Less than two months ago, on September 8, Graham Potter suddenly left Brighton & Hove Albion, jumping at the chance to become the next Chelsea manager. Three happy and relatively successful years came to an abrupt end with the decision, and the head coach departed without as much as a wave to the Seagulls faithful.
In fact, with the scheduling issues around The Queen’s passing, Brighton didn’t play a single game in September after Potter’s departure, so by the time they returned to action three weeks later in October, there was simply a new man in charge, Roberto De Zerbi.
De Zerbi has yet to win any of his five games in charge, though he does have that excellent 3-3 debut draw against Liverpool and the schedule has not been kind. Meanwhile, Potter’s yet to lose any of his nine (9!) games in charge. (Yes, we’ve played nearly twice as many games as Brighton in that time.) The Chelsea head coach’s hoping that the football gods don’t have any sort of special narrative in mind for Saturday.
“Of course, they’re capable of [winning]. I think they’ve been unlucky. That’s the only thing I can say, their performance have been good. A lot of positives there. The difference is, luck; sometimes you need it. They haven’t had too much from what I’ve seen. Performances have been good, they’ve got the capability, I know the quality of the team, so it’s a tough game for us.”
“[We] all want to win the game. We all want to play to win. I think the difference is luck. We’ve won our games, when we’ve picked up points we’ve had a little bit of luck. When I look at Brighton they haven’t had too much luck. As much as we want to say that we’re these all-knowing, supreme, highly intelligent, fantastic coaches, you need some luck as well, that’s for sure. Both of us under pressure to answer your question because it’s Premier League match we both want to win and it’s going to be a good game.”
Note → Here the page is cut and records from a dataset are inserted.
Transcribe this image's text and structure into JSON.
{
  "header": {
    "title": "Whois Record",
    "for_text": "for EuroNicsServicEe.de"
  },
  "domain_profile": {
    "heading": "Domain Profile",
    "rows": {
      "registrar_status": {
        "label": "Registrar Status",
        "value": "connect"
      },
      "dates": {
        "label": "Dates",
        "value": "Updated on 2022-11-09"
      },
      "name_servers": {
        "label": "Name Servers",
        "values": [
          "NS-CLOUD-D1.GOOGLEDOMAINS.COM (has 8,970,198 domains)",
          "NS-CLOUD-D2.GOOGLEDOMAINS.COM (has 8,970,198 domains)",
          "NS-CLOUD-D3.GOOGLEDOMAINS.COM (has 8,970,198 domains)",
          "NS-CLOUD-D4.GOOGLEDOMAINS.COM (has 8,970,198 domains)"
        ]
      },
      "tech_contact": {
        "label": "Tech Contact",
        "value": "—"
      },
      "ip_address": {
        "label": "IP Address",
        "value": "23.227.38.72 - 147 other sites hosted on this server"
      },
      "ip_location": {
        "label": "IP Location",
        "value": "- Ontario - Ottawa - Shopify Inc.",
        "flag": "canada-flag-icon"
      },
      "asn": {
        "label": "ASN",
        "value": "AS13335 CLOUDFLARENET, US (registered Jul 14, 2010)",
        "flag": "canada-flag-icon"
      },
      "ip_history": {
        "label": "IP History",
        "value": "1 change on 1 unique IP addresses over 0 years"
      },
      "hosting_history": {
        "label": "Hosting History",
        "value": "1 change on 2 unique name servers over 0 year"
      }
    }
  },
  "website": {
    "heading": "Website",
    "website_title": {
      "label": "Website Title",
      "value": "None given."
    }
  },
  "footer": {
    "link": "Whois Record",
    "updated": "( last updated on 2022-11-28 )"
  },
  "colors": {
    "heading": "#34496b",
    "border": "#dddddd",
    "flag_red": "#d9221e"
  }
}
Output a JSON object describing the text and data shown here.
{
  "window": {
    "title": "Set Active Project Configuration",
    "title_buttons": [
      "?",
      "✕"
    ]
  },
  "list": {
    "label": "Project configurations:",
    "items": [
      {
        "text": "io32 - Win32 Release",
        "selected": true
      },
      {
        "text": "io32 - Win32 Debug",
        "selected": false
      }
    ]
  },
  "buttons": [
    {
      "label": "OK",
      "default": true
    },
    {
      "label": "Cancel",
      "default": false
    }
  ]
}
I would like to argue that there is a difference in individual talent levels as well, and I would hope that there is also a difference in terms of coaching and tactics, but perhaps Potter’s just being diplomatic.
And speaking of making a difference, injuries. Kalidou Koulibaly remains sidelined with a supposedly “minor” knee injury, which has now ruled him out for three games because of course there is no such thing as a minor knee injury. Fortunately, everyone else is fit enough to (or at least not injured badly enough to not) play.
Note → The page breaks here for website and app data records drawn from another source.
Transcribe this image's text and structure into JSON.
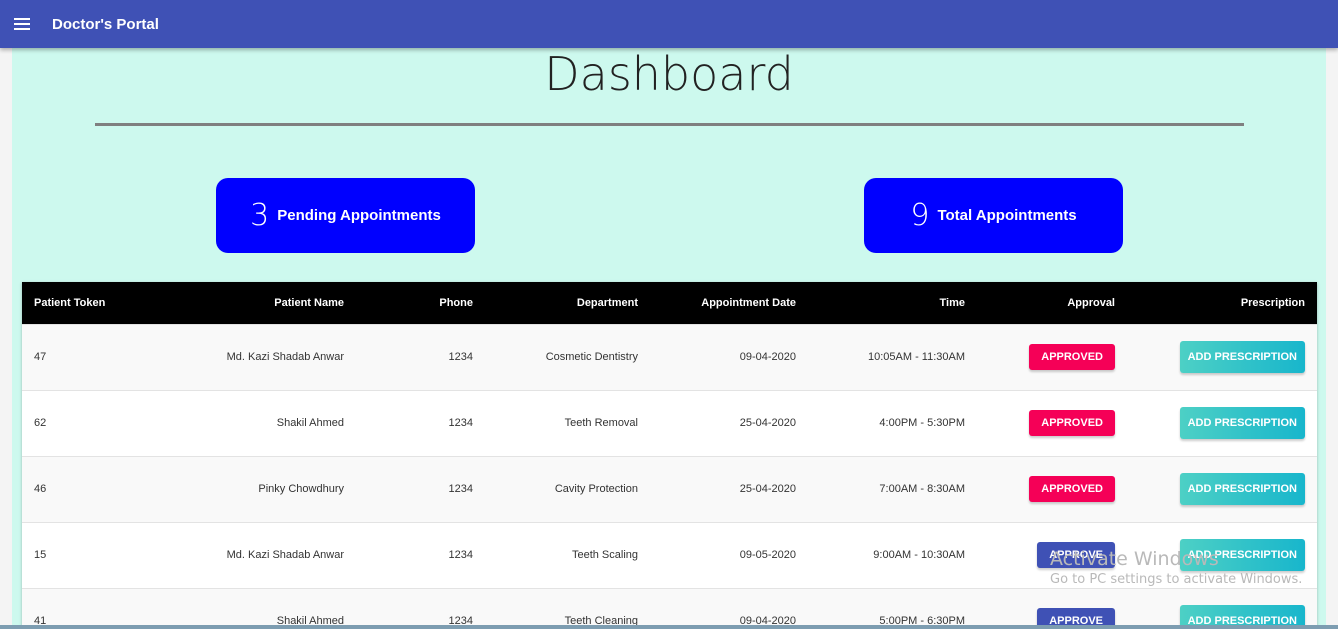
{
  "app": {
    "title": "Doctor's Portal"
  },
  "page": {
    "title": "Dashboard"
  },
  "stats": {
    "pending": {
      "count": "3",
      "label": "Pending Appointments"
    },
    "total": {
      "count": "9",
      "label": "Total Appointments"
    }
  },
  "table": {
    "headers": {
      "token": "Patient Token",
      "name": "Patient Name",
      "phone": "Phone",
      "department": "Department",
      "date": "Appointment Date",
      "time": "Time",
      "approval": "Approval",
      "prescription": "Prescription"
    },
    "rows": [
      {
        "token": "47",
        "name": "Md. Kazi Shadab Anwar",
        "phone": "1234",
        "department": "Cosmetic Dentistry",
        "date": "09-04-2020",
        "time": "10:05AM - 11:30AM",
        "approval": "APPROVED",
        "prescription": "ADD PRESCRIPTION"
      },
      {
        "token": "62",
        "name": "Shakil Ahmed",
        "phone": "1234",
        "department": "Teeth Removal",
        "date": "25-04-2020",
        "time": "4:00PM - 5:30PM",
        "approval": "APPROVED",
        "prescription": "ADD PRESCRIPTION"
      },
      {
        "token": "46",
        "name": "Pinky Chowdhury",
        "phone": "1234",
        "department": "Cavity Protection",
        "date": "25-04-2020",
        "time": "7:00AM - 8:30AM",
        "approval": "APPROVED",
        "prescription": "ADD PRESCRIPTION"
      },
      {
        "token": "15",
        "name": "Md. Kazi Shadab Anwar",
        "phone": "1234",
        "department": "Teeth Scaling",
        "date": "09-05-2020",
        "time": "9:00AM - 10:30AM",
        "approval": "APPROVE",
        "prescription": "ADD PRESCRIPTION"
      },
      {
        "token": "41",
        "name": "Shakil Ahmed",
        "phone": "1234",
        "department": "Teeth Cleaning",
        "date": "09-04-2020",
        "time": "5:00PM - 6:30PM",
        "approval": "APPROVE",
        "prescription": "ADD PRESCRIPTION"
      }
    ]
  },
  "watermark": {
    "line1": "Activate Windows",
    "line2": "Go to PC settings to activate Windows."
  },
  "colors": {
    "appbar": "#3f51b5",
    "background": "#cdf9ee",
    "stat_card": "#0000ff",
    "approved": "#f50057",
    "approve": "#3f51b5",
    "prescription": "#18b6cc"
  },
  "icons": {
    "menu": "hamburger-menu-icon"
  }
}
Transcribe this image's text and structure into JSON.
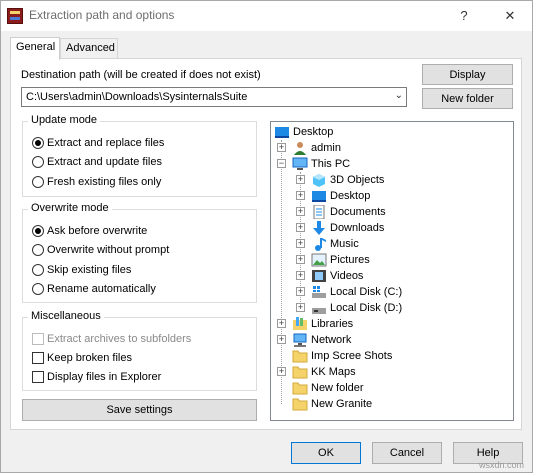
{
  "window": {
    "title": "Extraction path and options",
    "help_glyph": "?",
    "close_glyph": "✕"
  },
  "tabs": [
    {
      "label": "General"
    },
    {
      "label": "Advanced"
    }
  ],
  "destination": {
    "label": "Destination path (will be created if does not exist)",
    "value": "C:\\Users\\admin\\Downloads\\SysinternalsSuite",
    "display_button": "Display",
    "new_folder_button": "New folder"
  },
  "update_mode": {
    "title": "Update mode",
    "options": [
      {
        "label": "Extract and replace files",
        "selected": true
      },
      {
        "label": "Extract and update files",
        "selected": false
      },
      {
        "label": "Fresh existing files only",
        "selected": false
      }
    ]
  },
  "overwrite_mode": {
    "title": "Overwrite mode",
    "options": [
      {
        "label": "Ask before overwrite",
        "selected": true
      },
      {
        "label": "Overwrite without prompt",
        "selected": false
      },
      {
        "label": "Skip existing files",
        "selected": false
      },
      {
        "label": "Rename automatically",
        "selected": false
      }
    ]
  },
  "misc": {
    "title": "Miscellaneous",
    "options": [
      {
        "label": "Extract archives to subfolders",
        "checked": false,
        "disabled": true
      },
      {
        "label": "Keep broken files",
        "checked": false,
        "disabled": false
      },
      {
        "label": "Display files in Explorer",
        "checked": false,
        "disabled": false
      }
    ]
  },
  "save_settings_button": "Save settings",
  "tree": {
    "items": [
      {
        "label": "Desktop",
        "icon": "desktop-icon"
      },
      {
        "label": "admin",
        "icon": "user-icon"
      },
      {
        "label": "This PC",
        "icon": "computer-icon"
      },
      {
        "label": "3D Objects",
        "icon": "cube-icon"
      },
      {
        "label": "Desktop",
        "icon": "desktop-icon"
      },
      {
        "label": "Documents",
        "icon": "document-icon"
      },
      {
        "label": "Downloads",
        "icon": "download-icon"
      },
      {
        "label": "Music",
        "icon": "music-icon"
      },
      {
        "label": "Pictures",
        "icon": "picture-icon"
      },
      {
        "label": "Videos",
        "icon": "video-icon"
      },
      {
        "label": "Local Disk (C:)",
        "icon": "windows-drive-icon"
      },
      {
        "label": "Local Disk (D:)",
        "icon": "drive-icon"
      },
      {
        "label": "Libraries",
        "icon": "library-icon"
      },
      {
        "label": "Network",
        "icon": "network-icon"
      },
      {
        "label": "Imp Scree Shots",
        "icon": "folder-icon"
      },
      {
        "label": "KK Maps",
        "icon": "folder-icon"
      },
      {
        "label": "New folder",
        "icon": "folder-icon"
      },
      {
        "label": "New Granite",
        "icon": "folder-icon"
      }
    ]
  },
  "footer": {
    "ok": "OK",
    "cancel": "Cancel",
    "help": "Help"
  },
  "watermark": "wsxdn.com",
  "colors": {
    "accent": "#0078d7",
    "folder": "#f5d36b",
    "desktop_blue": "#1e88e5"
  }
}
“Pretty much the same as we were against Salzburg. Mateo no problem with his calf, just more fatigue. Koulibaly, game came too soon, outside chance for Wednesday but not for tomorrow.”
The narrative focus will be on the head coach ahead of the game, but hopefully after the whistle goes, it’ll be more of the good things we saw on Tuesday.
“These things happen in football. Sometimes life throws you opportunities and you have to take them or not. Timing wasn’t great for anybody but sometimes that happens and it’s about the decision. The decision to work here was too good to turn down. As for the crowd, what my expectations are, I don’t really have any. Most people I’ve spoken to from Brighton have been very supportive and thankful but I’m not naive, I know that’s not universal.
“[Being unbeaten is] nice but it’s not something I’m focused on. I just want to prepare the team and play well and try and win the game against Brighton which will be tough enough. I don’t worry about anything like that, I just focus on the game.”
-Graham Potter; source: Football.London
As another Potter might say, hocus-pocus focus! Let’s go!